But I love the show.  Dancing, music, costumes, choreography, suspense, SYTYCD has it all.  As a veteran of too many writing contests and sometimes scathing judging, I admire anyone willing to put their hopes and talents on public display as these young dancers do.  I also admire the way the dancers waiting to audition cheer for the ones on stage, and the way the eventual contestants help and support each other.

I’ve caught occasional episodes of some of the other competition shows.  American Idol and Dancing with Minor Celebrities are also, as far as I’ve seen, based on talent and/or hard work.  The Great Race certainly involves hard work, as well as strategy, manipulation, and now and then spiking someone else’s wheels.  Survivor appears to me to be based entirely on manipulation, trickery and doing unto someone else before they can do it to you.

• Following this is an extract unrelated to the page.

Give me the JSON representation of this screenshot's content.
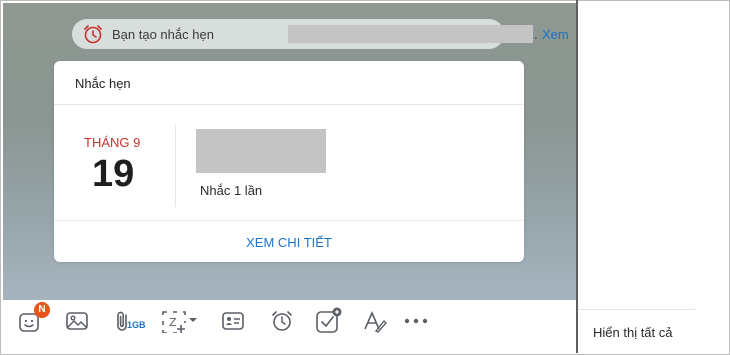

Of course, I’m not forced to watch any of these shows, and generally I don’t.  What brings the whole subject to mind is the fact that I’m about halfway through reading Suzanne Collins’ The Hunger Games.  I don’t read a lot of YA lit, although I’m happy that so many young people are fueling the current popularity of the genre.  First person present tense narration is not my favorite form.  But The Hunger Games and its sequels have gotten such great word of mouth (and mouse) that I picked up the set.

Collins’ Hunger Games are reality TV run amok, with a flavoring of Theseus and the Minotaur.  Twenty-four teenagers, “tributes” from the twelve districts of a post-Apocalyptic North America, are thrown into the games.  Some are volunteers and some have lost the lottery, but only one will survive, while the entire populace must watch as punishment for past rebellion and warning against another attempt.  The wealthy dwellers in the Capitol bet on the action, and the deaths, all of which are televised, twenty-four/seven.

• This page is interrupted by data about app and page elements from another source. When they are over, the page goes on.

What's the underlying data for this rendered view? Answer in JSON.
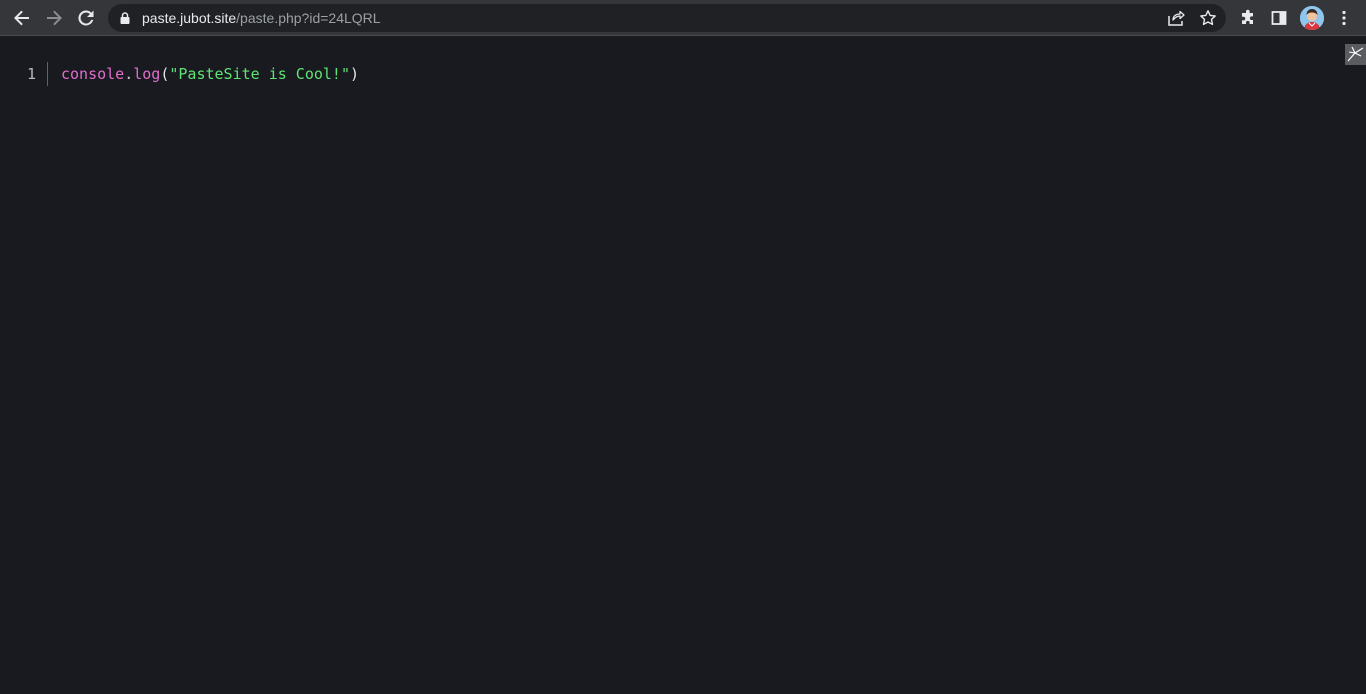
{
  "browser": {
    "url_host": "paste.jubot.site",
    "url_path": "/paste.php?id=24LQRL",
    "colors": {
      "toolbar": "#35363a",
      "omnibox": "#202124",
      "host_text": "#e8eaed",
      "path_text": "#9aa0a6"
    },
    "icons": {
      "back": "arrow-left-icon",
      "forward": "arrow-right-icon",
      "reload": "reload-icon",
      "lock": "lock-icon",
      "share": "share-icon",
      "bookmark": "star-icon",
      "extensions": "puzzle-icon",
      "side_panel": "side-panel-icon",
      "profile": "avatar",
      "menu": "kebab-menu-icon"
    }
  },
  "editor": {
    "background": "#181a1f",
    "lines": [
      {
        "number": "1",
        "tokens": {
          "object": "console",
          "dot": ".",
          "method": "log",
          "open_paren": "(",
          "string": "\"PasteSite is Cool!\"",
          "close_paren": ")"
        }
      }
    ],
    "token_colors": {
      "identifier": "#e06ecb",
      "string": "#5fe374",
      "punctuation": "#e3e5ea"
    }
  }
}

By page 200, and after several days in the vast “arena,” only nine or ten of the kids are left alive.  These include Katniss, and as she is our first-person narrator, we know she will survive, but Collins keeps us on the edge of our seats, hoping that she will accomplish more, that she won’t be the only survivor, that she will somehow turn the Games upside down.  And we cringe a little, and wonder just what popular entertainment says about any society.

The Hunger Games is bleak, even for a post-Apocalyptic vision, but it won’t let me go until I find out how Katniss survives.  And I will read the sequels, Catching Fire and Mockingjay, for the rest of the story, although I’ll probably take a break and read something light between them.  And on TV I’ll stick with SYTYCD, which sends its eliminated dancers off alive and well, with an introduction to their next career opportunity and every expectation of a successful future.